This type of advertising is positioned next to a point of sale, for instance, the checkout section at stores. Point of sale displays catch customers’ attention at the point of purchase. This kind of advertising is effective because it targets an audience that’s ready to make a purchase. As people are already buying, they’re more likely to add another item to their purchase. Think about how many times you picked up an item last minute next to the checkout counter. Point of sale displays take multiple forms. The most popular ones are the stands and containers. The stand format is a branded booth containing the product. And the containers could be baskets, coolers, or any kind of container with the promoted product. Above it is a visual, like a poster or banner, advertising the product. Many brands use point of sale displays for discount or sale offers to attract more attention to it. It offers the customer one more chance to benefit from the deal.

5. Retail Advertising

Retail advertisements are everywhere in stores, malls, and shopping centers. They usually promote a product or brand that is present the retail location and invite the audience to visit the store. Retail advertising is displayed on wide spaces. They take up a large surface on walls, roofs, floors, windows or screens. Unlike regular banners or billboards, retail advertising’s main purpose isn’t specifically to raise awareness about the brand. The main objective of retail advertising is to compel customers to visit the store close by.

6. Sticker Marketing

For a long time, stickers have played important roles in the political and artistic sphere. They’re low cost and long-lasting. Politicians and musicians have both used stickers to promote their name and gain visibility. Although not often considered in marketing, stickers can be a great outdoor marketing tool for your business. With stickers, you make your customers become your own brand advocates. They’re usually given for free as gifts and decorative items more than promotion material.

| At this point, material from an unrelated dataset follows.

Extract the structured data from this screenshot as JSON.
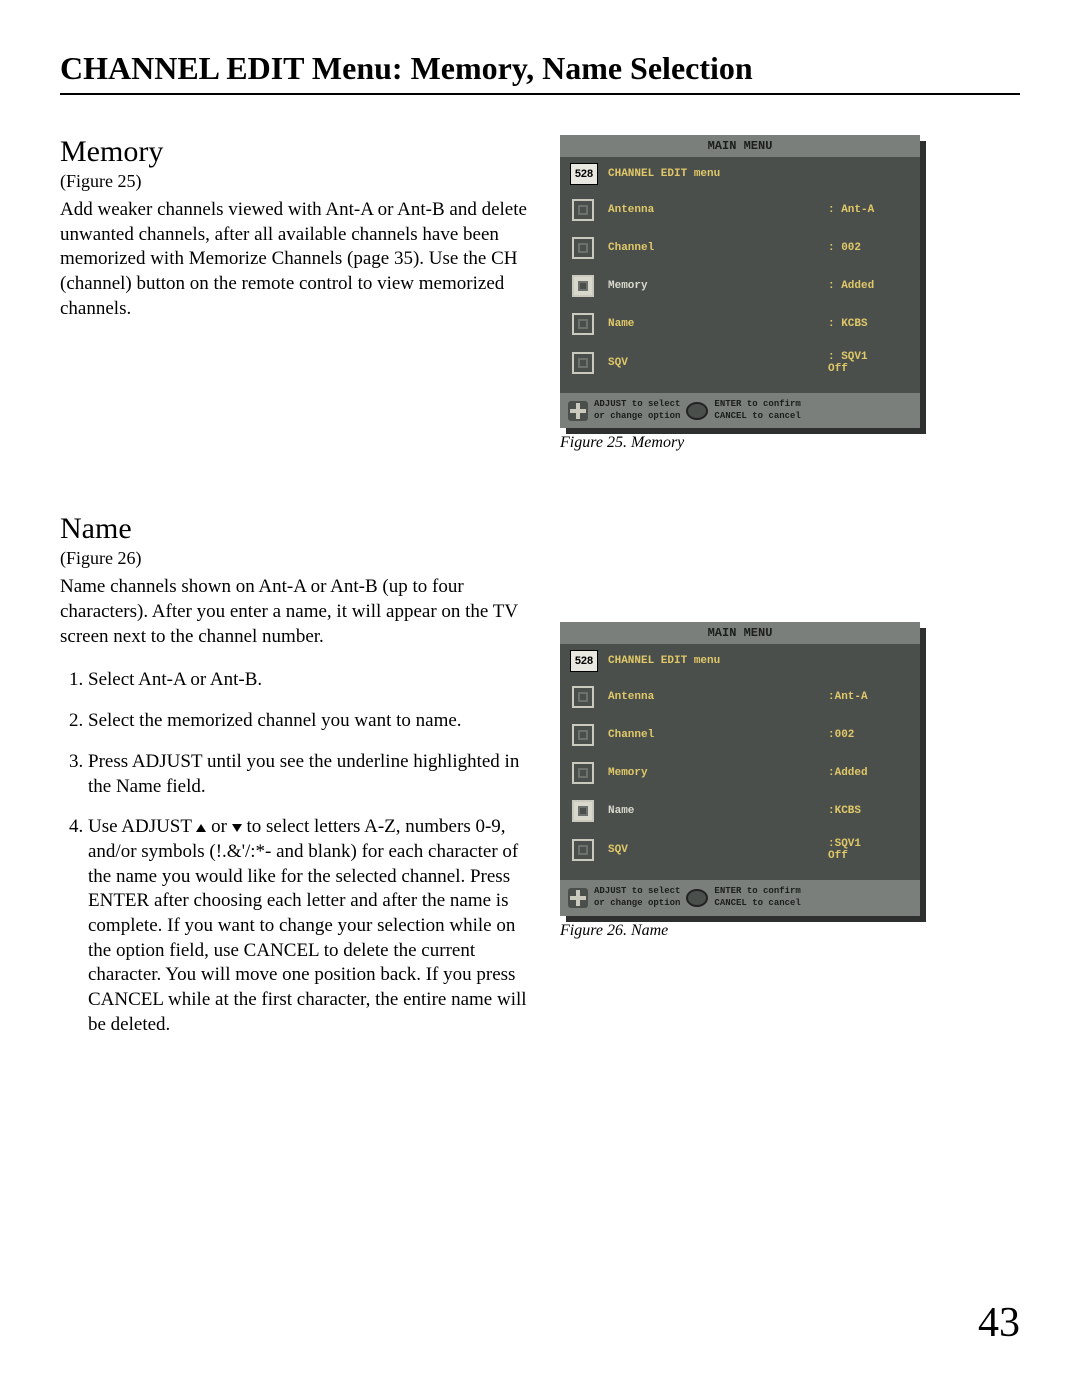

7. Guerilla Marketing

Guerilla marketing is an alternative outdoor marketing strategy that relies on creative and unique advertising to attract customers. It’s low cost and different from anything customers have seen before. Guerilla outdoor marketing is about experimenting and trying new innovative and affordable marketing ideas to yield maximum results. Although it uses limited resources, guerilla marketing is known to be very popular and compelling to customers. The innovative advertising method aims to surprise, attract, and impress. Guerilla marketing is effective because it’s creative and witty. It gets people’s attention but also creates social media buzz.